We can’t fully understand how economic factors contribute to marriage becoming a marker of class unless we throw gender into the mix.  As someone involved in both Working-Class Studies and Women’s Studies, I am deeply interested in the gendered dimensions of economic change, including how the ongoing economic crisis is shaping the institution of marriage within working class and working poor communities.   Working-class men, as individuals, have been hit harder by the economic shifts of the last 30 years than working-class women.  Working-class men’s employment and wages have been undermined in ways that make being a breadwinner increasingly difficult.  And the breadwinner role is still important to large numbers of working-class men, even as women now make up half the workforce, and single-earner families are increasingly rare.  Economic crises cause identity crises that undeniably shape working-class men’s self-image, but they also influence working-class women’s choices about whether and when to marry them.

And what of working-class women?  Here’s where things get interesting and complicated.  As individuals, working-class women have made some gains.  While working-class families used to be more likely to use their limited resources to send their sons rather than their daughters to college, this trend has reversed.  Today, working-class women of all races attend and graduate from college in substantially higher numbers than working-class men.  The employment picture looks better as well.  Working-class women have greater employment stability than men, and they are more likely to work in fields that are predicted to experience the greatest growth over the next decade.

But are these real gains, or do they just look like gains relative to working-class men’s losses? Do we really want to measure working-class women’s gains separately from the losses of working-class men, especially when those losses seem to be so dramatically affecting marriage rates?

Murray uses marriage and divorce statistics to make a bold claim about the decline of morality among the white working class, and plenty of people have rebutted him, but no one has really stepped forward with an insider’s view.  In all of this talk about marriage in the wake of Murray’s book, I find myself wishing for the voices of working-class people.  Hearing directly from working-class couples, whether married or cohabiting, might shed some light on whether and how improved economic circumstances would result in a rebounding of marriage rates among the working class.

It is not a foregone conclusion that marriage will henceforth be a marker of class.  After all, this certainly wouldn’t be the first time that academics and journalists have interpreted marriage statistics in ways that turned out to be dead wrong.  But while I think that predictions of the demise of marriage in the working classes are premature, I am willing to step out on a limb and predict that gender roles among working-class couples are in the midst of a transformation that will have lasting effects for decades to come.

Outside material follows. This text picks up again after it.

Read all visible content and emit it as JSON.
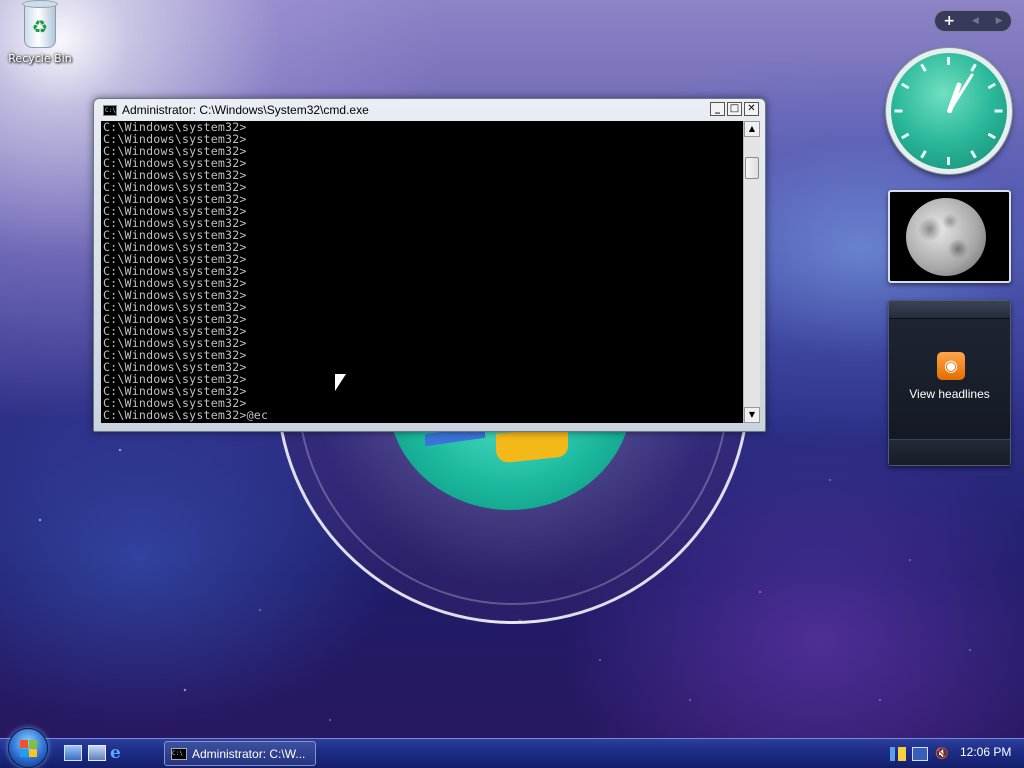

Christie Launius

Christie Launius directs the Women’s Studies program at the University of Wisconsin Oshkosh and is helping plan the 2013 Working-Class Studies Association conference, to be held in Madison, WI.